------ Information shown
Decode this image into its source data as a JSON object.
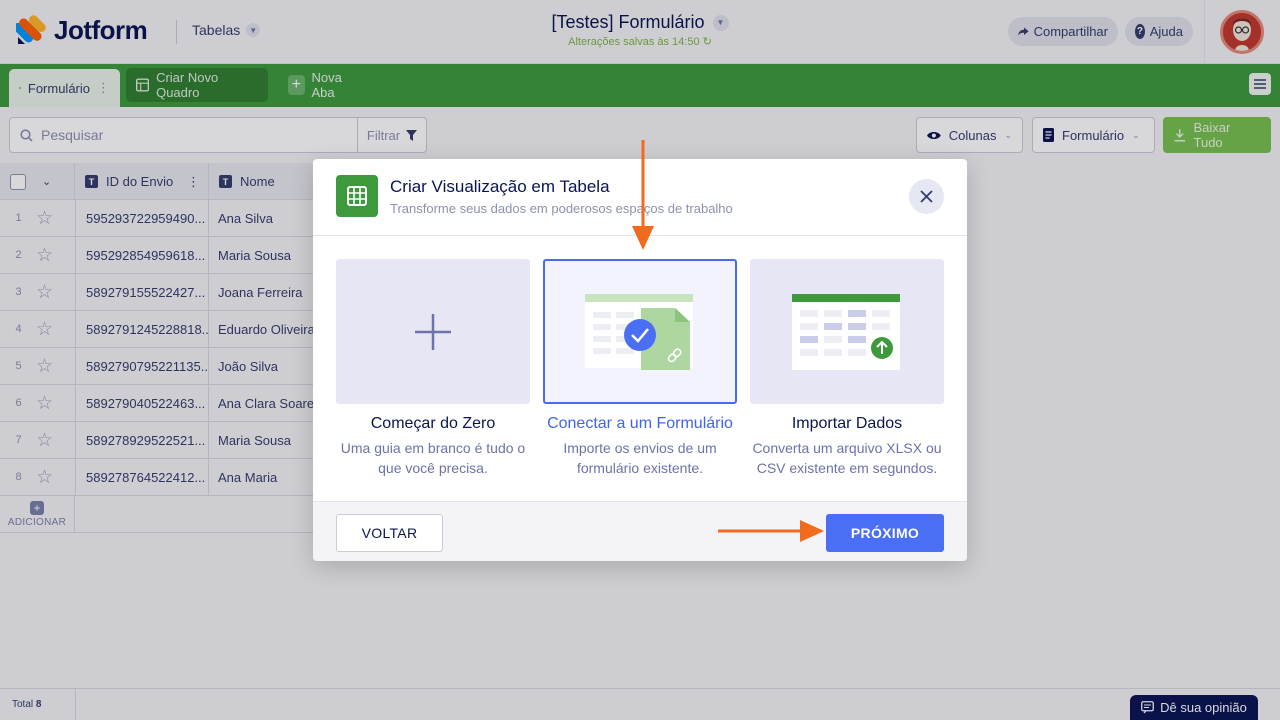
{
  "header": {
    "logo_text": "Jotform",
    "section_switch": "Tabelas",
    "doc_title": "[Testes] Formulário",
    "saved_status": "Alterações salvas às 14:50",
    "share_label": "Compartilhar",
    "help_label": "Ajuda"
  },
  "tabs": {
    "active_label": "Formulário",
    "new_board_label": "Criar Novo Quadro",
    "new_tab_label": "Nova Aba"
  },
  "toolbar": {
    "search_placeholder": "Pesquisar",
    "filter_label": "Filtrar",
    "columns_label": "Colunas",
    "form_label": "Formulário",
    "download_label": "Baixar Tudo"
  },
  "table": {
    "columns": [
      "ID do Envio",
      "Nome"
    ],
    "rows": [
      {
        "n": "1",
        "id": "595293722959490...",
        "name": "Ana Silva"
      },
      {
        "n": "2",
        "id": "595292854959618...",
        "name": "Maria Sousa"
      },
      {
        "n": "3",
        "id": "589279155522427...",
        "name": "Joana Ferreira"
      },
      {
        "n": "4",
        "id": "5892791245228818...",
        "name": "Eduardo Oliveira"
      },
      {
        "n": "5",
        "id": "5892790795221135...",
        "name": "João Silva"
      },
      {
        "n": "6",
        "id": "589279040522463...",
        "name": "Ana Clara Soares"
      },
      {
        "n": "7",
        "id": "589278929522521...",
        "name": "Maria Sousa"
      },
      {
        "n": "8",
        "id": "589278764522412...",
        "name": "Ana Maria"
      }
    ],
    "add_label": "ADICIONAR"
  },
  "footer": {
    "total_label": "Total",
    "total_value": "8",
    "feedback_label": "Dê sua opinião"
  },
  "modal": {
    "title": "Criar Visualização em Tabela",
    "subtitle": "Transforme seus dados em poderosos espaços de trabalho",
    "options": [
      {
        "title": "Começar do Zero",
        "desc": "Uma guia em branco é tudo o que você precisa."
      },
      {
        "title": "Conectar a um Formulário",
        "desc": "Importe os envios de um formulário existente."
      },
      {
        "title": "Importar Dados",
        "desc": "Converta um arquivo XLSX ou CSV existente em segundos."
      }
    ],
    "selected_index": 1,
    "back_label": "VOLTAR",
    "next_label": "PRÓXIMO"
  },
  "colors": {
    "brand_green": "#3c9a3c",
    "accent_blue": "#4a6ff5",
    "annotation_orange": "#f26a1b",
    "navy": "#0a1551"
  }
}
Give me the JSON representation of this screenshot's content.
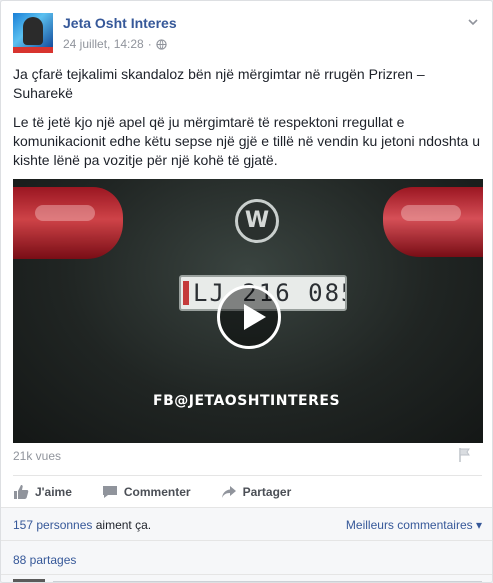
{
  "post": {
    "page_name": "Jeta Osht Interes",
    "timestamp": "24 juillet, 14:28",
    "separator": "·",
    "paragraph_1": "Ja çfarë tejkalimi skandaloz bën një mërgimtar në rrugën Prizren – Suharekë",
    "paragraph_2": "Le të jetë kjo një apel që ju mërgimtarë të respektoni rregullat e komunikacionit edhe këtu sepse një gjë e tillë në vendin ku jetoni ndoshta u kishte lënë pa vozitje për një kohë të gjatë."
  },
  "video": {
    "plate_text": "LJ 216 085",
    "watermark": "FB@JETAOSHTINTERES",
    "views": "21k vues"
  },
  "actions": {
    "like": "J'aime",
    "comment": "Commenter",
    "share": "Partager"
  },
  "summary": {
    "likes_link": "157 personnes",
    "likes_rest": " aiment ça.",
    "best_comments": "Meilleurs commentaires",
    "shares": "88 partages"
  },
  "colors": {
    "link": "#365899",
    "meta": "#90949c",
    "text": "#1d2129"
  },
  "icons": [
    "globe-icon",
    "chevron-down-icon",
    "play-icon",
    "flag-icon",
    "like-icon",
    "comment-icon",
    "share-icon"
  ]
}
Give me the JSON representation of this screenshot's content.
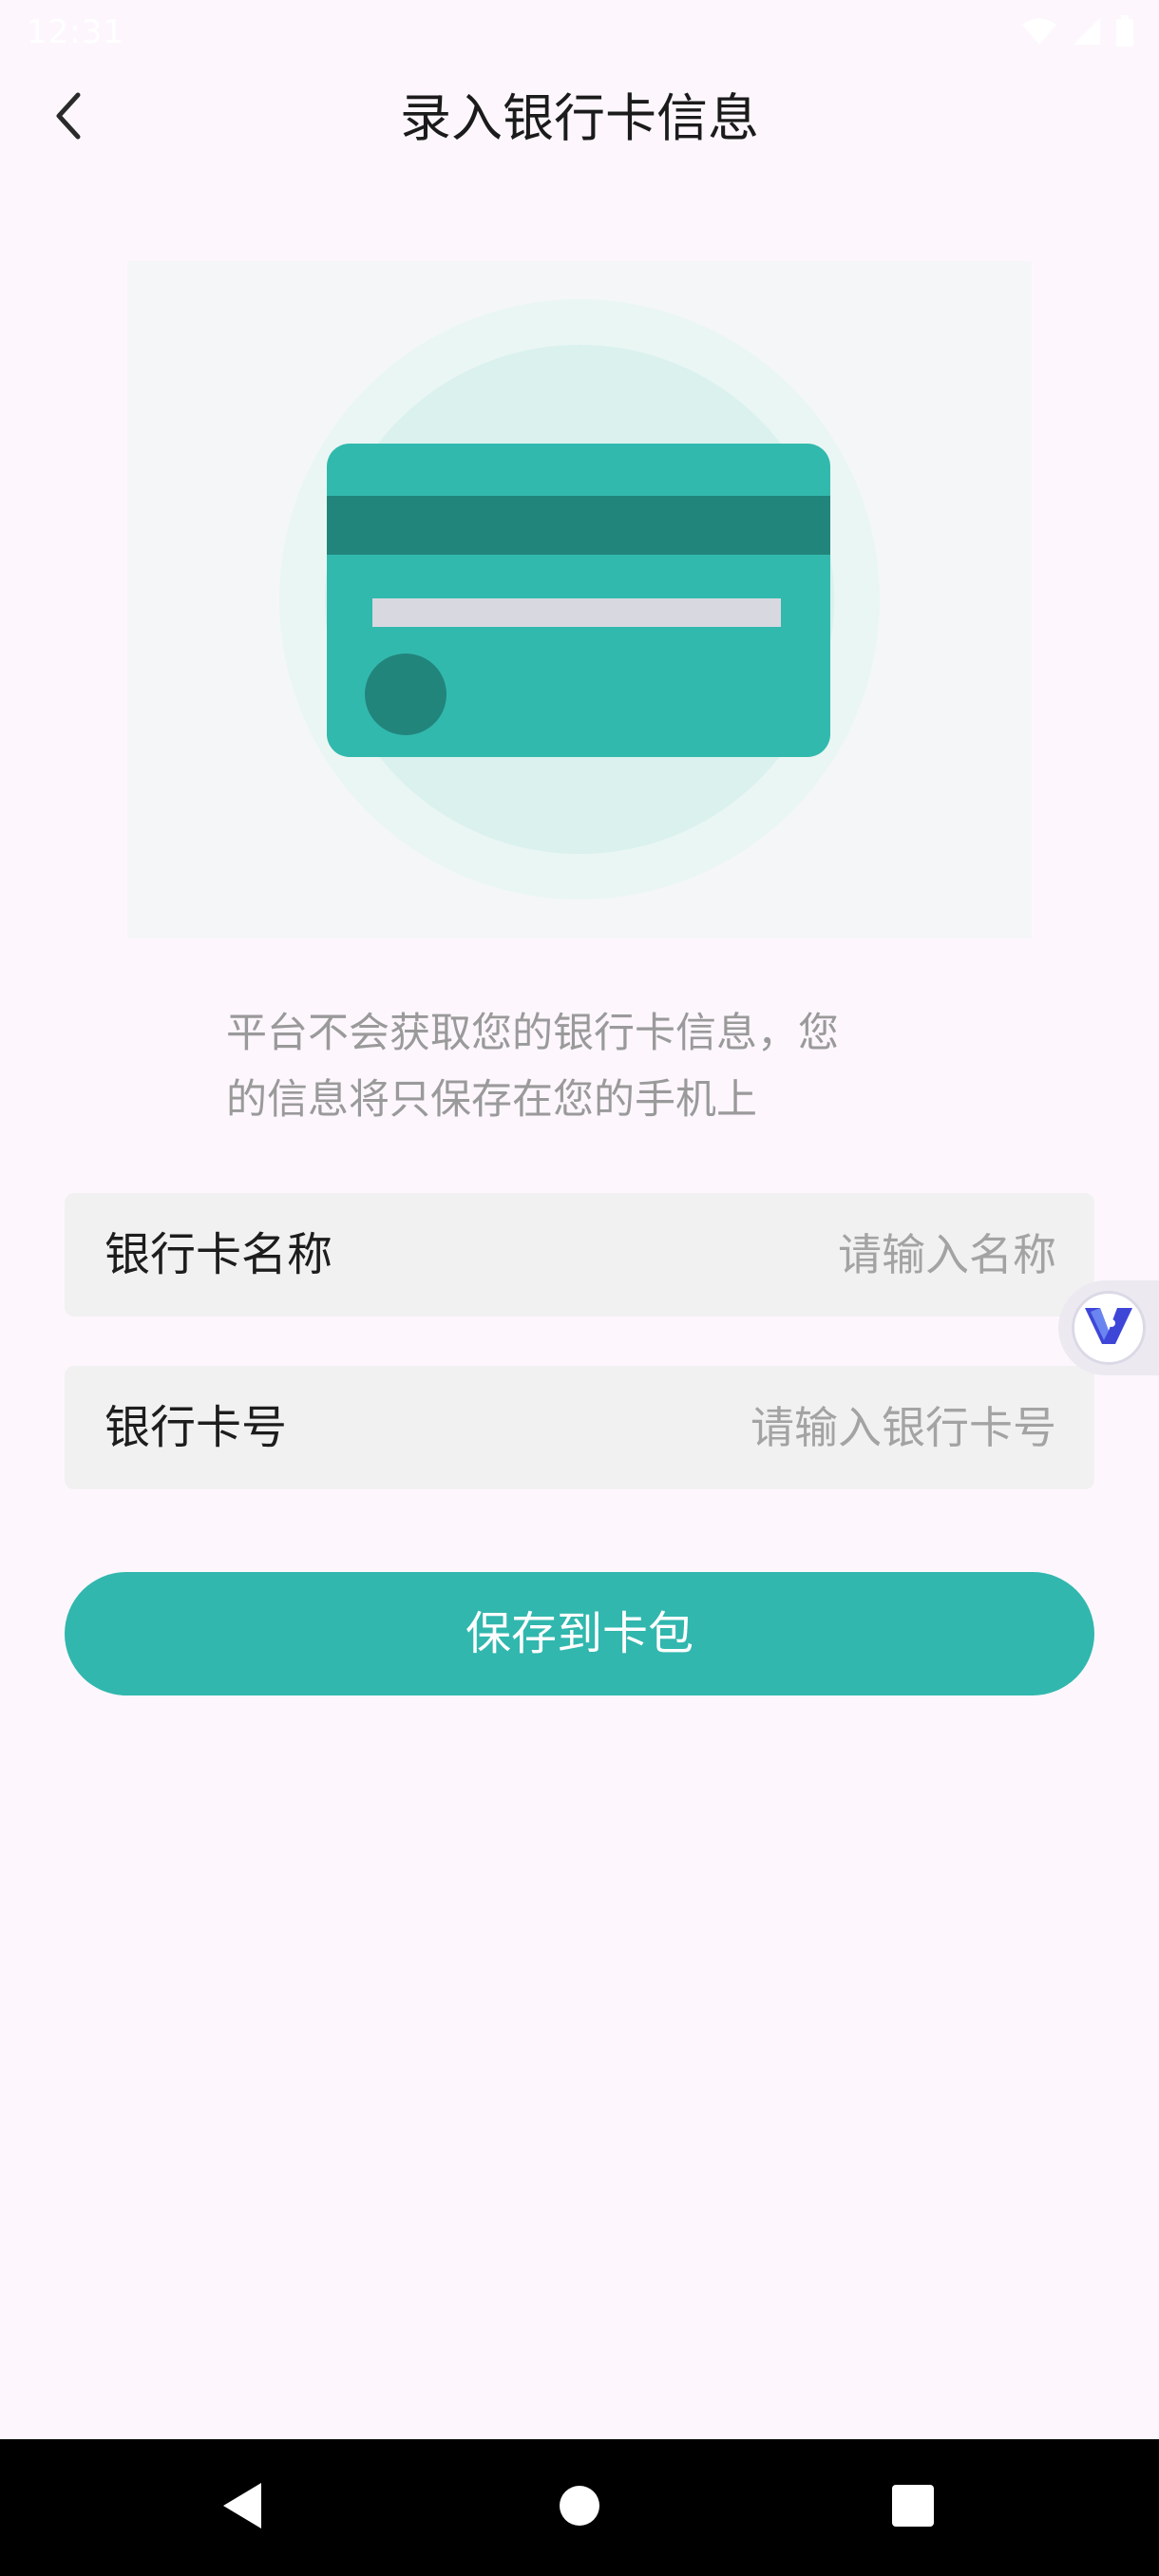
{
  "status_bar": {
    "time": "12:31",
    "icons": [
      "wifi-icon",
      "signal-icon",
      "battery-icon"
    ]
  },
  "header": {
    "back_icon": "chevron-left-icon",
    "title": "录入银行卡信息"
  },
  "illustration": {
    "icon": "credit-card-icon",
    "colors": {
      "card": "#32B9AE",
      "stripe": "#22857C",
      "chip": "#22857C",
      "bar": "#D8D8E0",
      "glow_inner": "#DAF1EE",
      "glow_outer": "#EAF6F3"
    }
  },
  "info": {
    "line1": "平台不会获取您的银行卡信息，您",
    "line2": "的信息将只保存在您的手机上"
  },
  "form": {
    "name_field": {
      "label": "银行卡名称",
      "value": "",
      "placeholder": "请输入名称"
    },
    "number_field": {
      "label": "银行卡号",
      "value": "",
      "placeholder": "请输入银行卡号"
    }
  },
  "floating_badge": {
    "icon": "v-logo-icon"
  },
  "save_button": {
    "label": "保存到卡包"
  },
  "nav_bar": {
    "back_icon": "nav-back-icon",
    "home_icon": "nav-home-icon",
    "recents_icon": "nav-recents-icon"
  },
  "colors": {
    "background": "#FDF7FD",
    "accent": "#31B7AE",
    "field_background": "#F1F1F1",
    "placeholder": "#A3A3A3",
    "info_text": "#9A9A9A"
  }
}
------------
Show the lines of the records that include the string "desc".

        "desc": "Uma guia em branco é tudo o que você precisa."
        "desc": "Importe os envios de um formulário existente."
        "desc": "Converta um arquivo XLSX ou CSV existente em segundos."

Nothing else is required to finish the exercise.